“Evaluate the hazards and risks and potential hazards and risks that well stimulation treatments pose to natural resources and public, occupational, and environmental health and safety”, addressing potential water discharges and air emissions (including greenhouse gas emissions), and impacts on wildlife, native plants and habitat.
- Adopt rules and regulations governing:
Construction of wells and well casings to ensure integrity of wells, well casings, and the geologic and hydrologic isolation of the oil and gas formation during and following well stimulation treatments.
Full disclosure of the composition and disposition of well stimulation fluids, including, but not limited to, hydraulic fracturing fluids, acid well stimulation fluids, and flowback fluids.
Permits for well stimulation treatments.
- Enter formal agreements with the California Department of Toxic Substances Control (which regulates hazardous wastes, and most site cleanups), Air Resources Board, SWRCB, Department of Resources Recycling and Recovery, and local water and air districts where well stimulation treatments “may occur”, delineating the participating agencies’ respective responsibilities.
- While these tasks are under way (i.e., during 2014), DOGGR is to allow well stimulation treatment activities to occur, if the operator complies with specified notification requirements, and agrees to provide detailed information by March 1, 2015 consistent with the requirements to be included in the regulations.
DOGGR has announced it is well prepared to meet these deadlines.

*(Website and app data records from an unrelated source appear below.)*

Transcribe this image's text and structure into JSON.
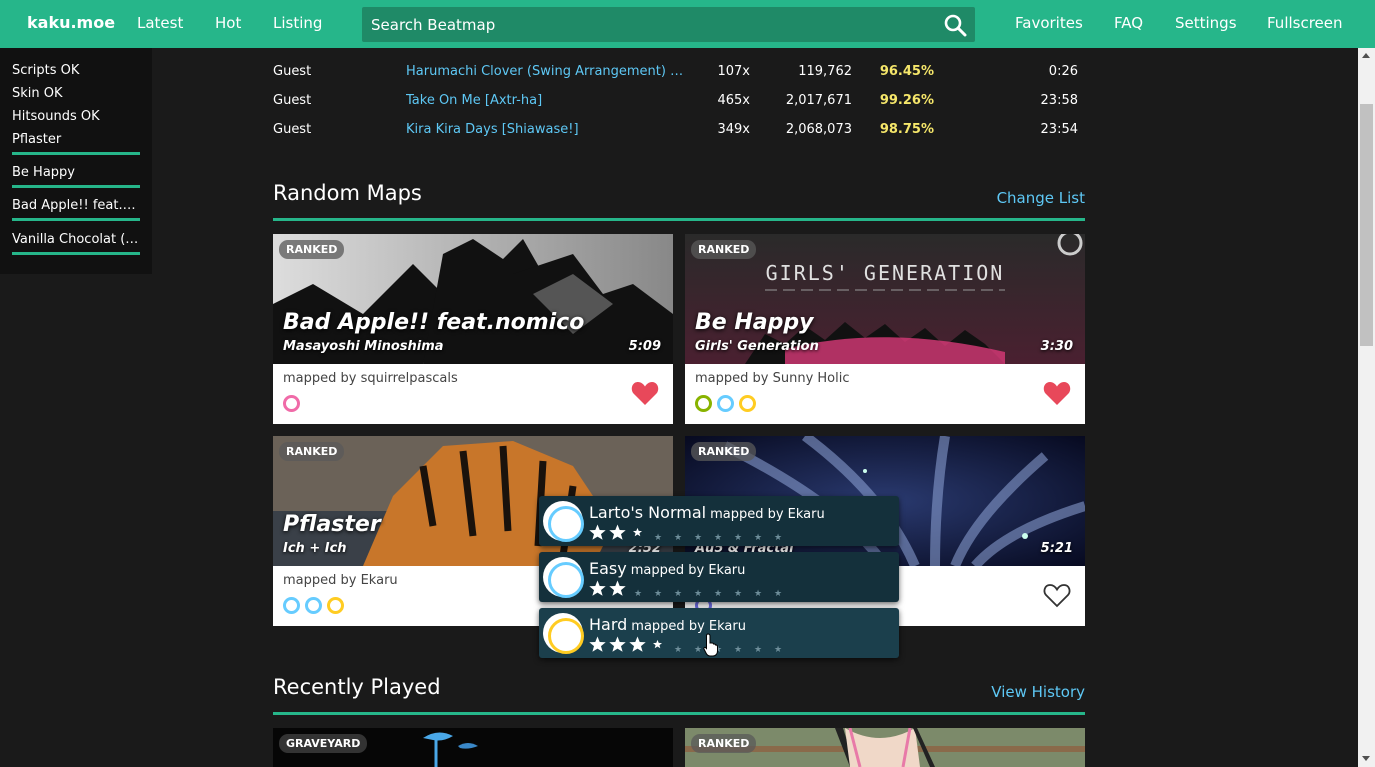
{
  "nav": {
    "brand": "kaku.moe",
    "links": [
      "Latest",
      "Hot",
      "Listing"
    ],
    "search_placeholder": "Search Beatmap",
    "right_links": [
      "Favorites",
      "FAQ",
      "Settings",
      "Fullscreen"
    ]
  },
  "sidebar": {
    "status": [
      "Scripts  OK",
      "Skin  OK",
      "Hitsounds  OK"
    ],
    "items": [
      "Pflaster",
      "Be Happy",
      "Bad Apple!! feat.nomico",
      "Vanilla Chocolat (Speed Up Ver.)"
    ]
  },
  "plays": [
    {
      "player": "Guest",
      "map": "Harumachi Clover (Swing Arrangement) [Dear Friends]",
      "combo": "107x",
      "score": "119,762",
      "acc": "96.45%",
      "time": "0:26"
    },
    {
      "player": "Guest",
      "map": "Take On Me [Axtr-ha]",
      "combo": "465x",
      "score": "2,017,671",
      "acc": "99.26%",
      "time": "23:58"
    },
    {
      "player": "Guest",
      "map": "Kira Kira Days [Shiawase!]",
      "combo": "349x",
      "score": "2,068,073",
      "acc": "98.75%",
      "time": "23:54"
    }
  ],
  "random": {
    "title": "Random Maps",
    "link": "Change List",
    "cards": [
      {
        "status": "RANKED",
        "title": "Bad Apple!! feat.nomico",
        "artist": "Masayoshi Minoshima",
        "length": "5:09",
        "mapper": "mapped by squirrelpascals",
        "diff_colors": [
          "#f06ba8"
        ],
        "favorited": true
      },
      {
        "status": "RANKED",
        "title": "Be Happy",
        "artist": "Girls' Generation",
        "length": "3:30",
        "mapper": "mapped by Sunny Holic",
        "diff_colors": [
          "#88b300",
          "#66ccff",
          "#ffcc22"
        ],
        "favorited": true
      },
      {
        "status": "RANKED",
        "title": "Pflaster",
        "artist": "Ich + Ich",
        "length": "2:52",
        "mapper": "mapped by Ekaru",
        "diff_colors": [
          "#66ccff",
          "#66ccff",
          "#ffcc22"
        ],
        "favorited": false
      },
      {
        "status": "RANKED",
        "title": "",
        "artist": "Au5 & Fractal",
        "length": "5:21",
        "mapper": "",
        "diff_colors": [
          "#6e6ee8"
        ],
        "favorited": false
      }
    ],
    "banner_text": "GIRLS' GENERATION"
  },
  "difficulty_popup": [
    {
      "name": "Larto's Normal",
      "mapper": "mapped by Ekaru",
      "stars": 2.3,
      "color": "#66ccff"
    },
    {
      "name": "Easy",
      "mapper": "mapped by Ekaru",
      "stars": 2.0,
      "color": "#66ccff"
    },
    {
      "name": "Hard",
      "mapper": "mapped by Ekaru",
      "stars": 3.4,
      "color": "#ffcc22"
    }
  ],
  "recent": {
    "title": "Recently Played",
    "link": "View History",
    "cards": [
      {
        "status": "GRAVEYARD"
      },
      {
        "status": "RANKED"
      }
    ]
  }
}
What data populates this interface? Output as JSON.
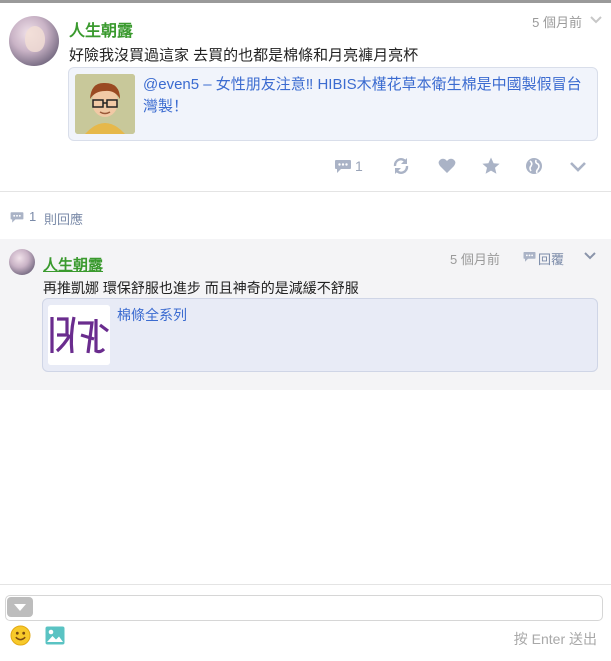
{
  "post": {
    "author": "人生朝露",
    "time": "5 個月前",
    "text": "好險我沒買過這家 去買的也都是棉條和月亮褲月亮杯",
    "link_card": {
      "text": "@even5 – 女性朋友注意‼ HIBIS木槿花草本衛生棉是中國製假冒台灣製！"
    },
    "actions": {
      "comment_count": "1"
    }
  },
  "replies_summary": {
    "count": "1",
    "label": "則回應"
  },
  "reply": {
    "author": "人生朝露",
    "time": "5 個月前",
    "reply_label": "回覆",
    "text": "再推凱娜 環保舒服也進步 而且神奇的是減緩不舒服",
    "link_card": {
      "text": "棉條全系列",
      "logo_text": "凱娜"
    }
  },
  "composer": {
    "placeholder": "",
    "send_hint": "按 Enter 送出"
  },
  "colors": {
    "author_green": "#3a9a2e",
    "link_blue": "#3b6bd0",
    "icon_gray": "#9aa4b8",
    "logo_purple": "#6a2c8e"
  },
  "icons": [
    "comment-icon",
    "share-icon",
    "heart-icon",
    "star-icon",
    "globe-icon",
    "chevron-down-icon",
    "reply-icon",
    "expand-icon",
    "emoji-icon",
    "image-icon"
  ]
}
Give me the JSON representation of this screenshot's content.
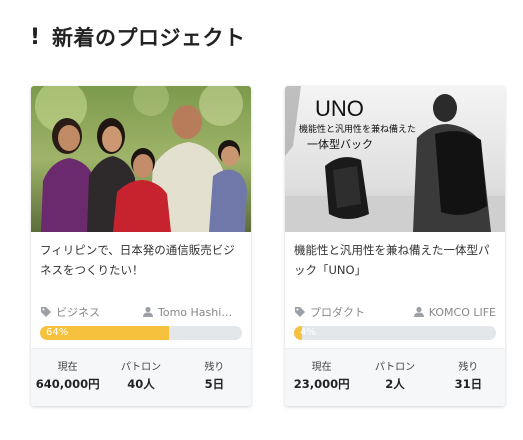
{
  "section": {
    "title": "新着のプロジェクト"
  },
  "projects": [
    {
      "title": "フィリピンで、日本発の通信販売ビジネスをつくりたい！",
      "category": "ビジネス",
      "owner": "Tomo Hashimoto",
      "progress_percent": 64,
      "progress_label": "64%",
      "stats": [
        {
          "label": "現在",
          "value": "640,000円"
        },
        {
          "label": "パトロン",
          "value": "40人"
        },
        {
          "label": "残り",
          "value": "5日"
        }
      ]
    },
    {
      "title": "機能性と汎用性を兼ね備えた一体型パック「UNO」",
      "category": "プロダクト",
      "owner": "KOMCO LIFE",
      "progress_percent": 4,
      "progress_label": "4%",
      "image_text": {
        "brand": "UNO",
        "line1": "機能性と汎用性を兼ね備えた",
        "line2": "一体型バック"
      },
      "stats": [
        {
          "label": "現在",
          "value": "23,000円"
        },
        {
          "label": "パトロン",
          "value": "2人"
        },
        {
          "label": "残り",
          "value": "31日"
        }
      ]
    }
  ],
  "colors": {
    "progress_fill": "#f6c13c",
    "progress_track": "#e4e7ea",
    "stats_bg": "#f5f7f9"
  }
}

It already administers detailed well construction and operation standards, and had released pre-rulemaking discussion draft of regulations on hydraulic fracturing in December 2012.
2015 Onward – Regulation of Fracking and Other Well Stimulation in California
SB 4 provides for notifications and permits beginning no later than January 1, 2015. It also requires DOGGR to establish a website by January 1, 2016, for posting of information about each well stimulation treatment project, including all required well stimulation fluid composition and disposition information, well identification number and location, and collected water quality data (prior to that date DOGGR can direct operators to post information on the voluntary industry website FracFocus (see below)).
Does my organization conduct drilling and production activities involving petroleum and/or natural gas in California?
If so, does my organization inject water and/or other materials to stimulate production?
If so, does my organization presently comply with applicable regulations, including well construction and operation standards administered by DOGGR?
If so, does my organization presently provide information about fracking projects to FracFocus?
If my organization intends to conduct drilling and production activities involving petroleum and/or natural gas in California after January 1, 2015, is it preparing to comply with Well Stimulation requirements adopted by SB 4, as applicable?
Where Can I Go For More Information?
SB 4 text and related documents, on California Legislature website
California DOGGR website
Specialty Technical Publishers publishes the following related guides:
About the Author
Jon Elliott is President of Touchstone Environmental and has been a major contributor to STP’s product range for over 25 years. He was involved in developing 16 existing products, including Securities Law: A Guide to the 1933 and 1934 Acts and their Amendments, including Sarbanes-Oxley and Dodd-Frank and The Complete Guide to Environmental Law.
Mr. Elliott has a diverse educational background. In addition to his Juris Doctor (University of California, Boalt Hall School of Law, 1981), he holds a Master of Public Policy (Goldman School of Public Policy [GSPP], UC Berkeley, 1980), and a Bachelor of Science in Mechanical Engineering (Princeton University, 1977).
Mr. Elliott is active in professional and community organizations. In addition, he is a past chairman of the Board of Directors of the GSPP Alumni Association, and past member of the Executive Committee of the State Bar of California's Environmental Law Section (including past chair of its Legislative Committee).
You may contact Mr. Elliott directly at: email@example.com.